Records for this task
++++++++++++++++++++

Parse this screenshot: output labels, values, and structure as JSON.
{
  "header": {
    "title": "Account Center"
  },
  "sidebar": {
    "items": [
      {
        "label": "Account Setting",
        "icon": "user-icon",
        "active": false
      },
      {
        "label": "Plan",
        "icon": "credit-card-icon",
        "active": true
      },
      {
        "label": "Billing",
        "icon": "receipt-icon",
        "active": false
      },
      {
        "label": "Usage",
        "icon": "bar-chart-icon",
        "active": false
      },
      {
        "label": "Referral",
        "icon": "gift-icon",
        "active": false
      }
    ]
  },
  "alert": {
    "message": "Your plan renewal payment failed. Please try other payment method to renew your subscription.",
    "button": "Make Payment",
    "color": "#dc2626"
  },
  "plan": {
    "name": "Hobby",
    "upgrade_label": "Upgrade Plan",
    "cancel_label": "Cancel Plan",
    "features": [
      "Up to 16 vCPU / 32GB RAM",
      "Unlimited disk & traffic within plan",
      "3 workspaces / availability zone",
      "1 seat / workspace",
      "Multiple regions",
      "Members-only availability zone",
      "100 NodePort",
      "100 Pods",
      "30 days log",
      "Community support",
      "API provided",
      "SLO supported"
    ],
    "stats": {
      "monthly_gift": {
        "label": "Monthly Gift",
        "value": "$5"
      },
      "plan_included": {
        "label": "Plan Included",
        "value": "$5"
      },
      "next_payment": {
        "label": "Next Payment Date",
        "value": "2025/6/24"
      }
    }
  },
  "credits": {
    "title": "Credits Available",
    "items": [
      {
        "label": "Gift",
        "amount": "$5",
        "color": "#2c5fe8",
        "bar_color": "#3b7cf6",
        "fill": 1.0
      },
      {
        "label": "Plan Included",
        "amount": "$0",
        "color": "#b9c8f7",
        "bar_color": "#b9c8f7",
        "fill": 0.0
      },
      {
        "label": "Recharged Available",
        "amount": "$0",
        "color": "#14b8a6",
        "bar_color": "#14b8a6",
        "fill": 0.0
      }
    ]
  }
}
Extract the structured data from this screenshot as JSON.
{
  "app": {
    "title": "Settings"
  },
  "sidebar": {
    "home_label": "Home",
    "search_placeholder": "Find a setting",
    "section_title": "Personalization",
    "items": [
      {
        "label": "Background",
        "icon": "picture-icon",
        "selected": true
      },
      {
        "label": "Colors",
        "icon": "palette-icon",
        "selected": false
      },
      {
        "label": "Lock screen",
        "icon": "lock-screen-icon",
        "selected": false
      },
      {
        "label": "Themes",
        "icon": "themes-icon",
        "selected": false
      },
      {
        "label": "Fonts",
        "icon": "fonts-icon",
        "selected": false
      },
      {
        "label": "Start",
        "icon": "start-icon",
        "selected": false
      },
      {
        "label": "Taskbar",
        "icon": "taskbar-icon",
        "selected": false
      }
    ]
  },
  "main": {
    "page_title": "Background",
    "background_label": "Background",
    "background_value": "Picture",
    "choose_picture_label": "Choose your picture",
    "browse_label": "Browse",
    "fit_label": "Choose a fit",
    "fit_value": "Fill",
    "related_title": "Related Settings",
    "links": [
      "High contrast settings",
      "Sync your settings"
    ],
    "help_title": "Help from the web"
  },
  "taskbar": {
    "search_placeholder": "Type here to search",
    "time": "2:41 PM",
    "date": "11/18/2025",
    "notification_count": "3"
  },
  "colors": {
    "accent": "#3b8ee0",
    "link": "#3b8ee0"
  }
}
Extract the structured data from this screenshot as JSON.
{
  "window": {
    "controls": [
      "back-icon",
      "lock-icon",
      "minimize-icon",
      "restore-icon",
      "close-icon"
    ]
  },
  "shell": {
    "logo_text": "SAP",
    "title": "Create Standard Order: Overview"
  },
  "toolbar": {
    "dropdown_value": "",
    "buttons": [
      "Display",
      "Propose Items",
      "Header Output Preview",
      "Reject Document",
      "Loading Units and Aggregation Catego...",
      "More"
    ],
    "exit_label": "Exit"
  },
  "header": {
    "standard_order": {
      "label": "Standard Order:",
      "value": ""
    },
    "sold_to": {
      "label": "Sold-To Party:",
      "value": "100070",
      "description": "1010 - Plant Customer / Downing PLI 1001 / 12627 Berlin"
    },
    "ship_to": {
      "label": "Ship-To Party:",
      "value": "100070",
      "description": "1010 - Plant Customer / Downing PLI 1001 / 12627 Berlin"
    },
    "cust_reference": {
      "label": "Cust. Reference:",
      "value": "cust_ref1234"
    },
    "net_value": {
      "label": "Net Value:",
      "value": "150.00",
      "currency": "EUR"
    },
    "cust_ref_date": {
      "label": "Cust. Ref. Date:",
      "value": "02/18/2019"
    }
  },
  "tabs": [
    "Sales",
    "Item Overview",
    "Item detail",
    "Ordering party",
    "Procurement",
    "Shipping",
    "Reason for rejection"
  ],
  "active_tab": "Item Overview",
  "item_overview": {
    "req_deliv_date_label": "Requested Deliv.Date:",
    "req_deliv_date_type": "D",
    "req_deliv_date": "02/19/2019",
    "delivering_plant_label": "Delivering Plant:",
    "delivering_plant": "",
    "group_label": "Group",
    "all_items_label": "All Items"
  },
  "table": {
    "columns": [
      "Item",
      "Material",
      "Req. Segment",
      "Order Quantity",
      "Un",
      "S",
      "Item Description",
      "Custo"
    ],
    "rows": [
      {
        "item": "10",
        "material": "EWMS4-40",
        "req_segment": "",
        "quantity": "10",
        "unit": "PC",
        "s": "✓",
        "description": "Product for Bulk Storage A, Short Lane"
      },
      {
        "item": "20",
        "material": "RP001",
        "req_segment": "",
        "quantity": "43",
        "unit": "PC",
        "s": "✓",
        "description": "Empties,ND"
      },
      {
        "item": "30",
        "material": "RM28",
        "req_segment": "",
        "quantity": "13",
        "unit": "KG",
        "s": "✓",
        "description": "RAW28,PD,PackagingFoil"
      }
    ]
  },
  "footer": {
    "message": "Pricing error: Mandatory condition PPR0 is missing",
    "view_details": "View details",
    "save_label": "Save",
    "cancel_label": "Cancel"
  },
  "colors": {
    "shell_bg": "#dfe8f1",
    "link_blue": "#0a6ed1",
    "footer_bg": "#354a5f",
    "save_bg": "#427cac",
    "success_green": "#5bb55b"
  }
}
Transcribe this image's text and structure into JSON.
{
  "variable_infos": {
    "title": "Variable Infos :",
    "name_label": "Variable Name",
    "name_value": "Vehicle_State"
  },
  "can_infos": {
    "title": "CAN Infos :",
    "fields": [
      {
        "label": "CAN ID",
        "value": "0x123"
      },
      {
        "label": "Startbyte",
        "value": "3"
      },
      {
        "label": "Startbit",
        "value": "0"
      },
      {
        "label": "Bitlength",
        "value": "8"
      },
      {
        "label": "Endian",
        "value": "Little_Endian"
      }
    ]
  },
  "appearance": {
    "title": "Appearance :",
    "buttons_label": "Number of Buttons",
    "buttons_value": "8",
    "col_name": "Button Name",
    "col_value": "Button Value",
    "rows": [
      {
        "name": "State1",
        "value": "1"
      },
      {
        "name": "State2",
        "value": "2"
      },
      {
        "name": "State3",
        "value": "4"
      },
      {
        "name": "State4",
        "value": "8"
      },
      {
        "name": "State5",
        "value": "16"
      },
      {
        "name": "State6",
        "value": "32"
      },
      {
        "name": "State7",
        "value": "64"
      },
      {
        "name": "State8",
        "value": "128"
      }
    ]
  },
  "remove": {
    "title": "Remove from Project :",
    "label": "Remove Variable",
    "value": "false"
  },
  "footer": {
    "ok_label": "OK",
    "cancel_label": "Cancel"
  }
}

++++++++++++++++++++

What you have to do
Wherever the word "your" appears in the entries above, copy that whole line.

Output for this task
    "message": "Your plan renewal payment failed. Please try other payment method to renew your subscription.",
    "choose_picture_label": "Choose your picture",
      "Sync your settings"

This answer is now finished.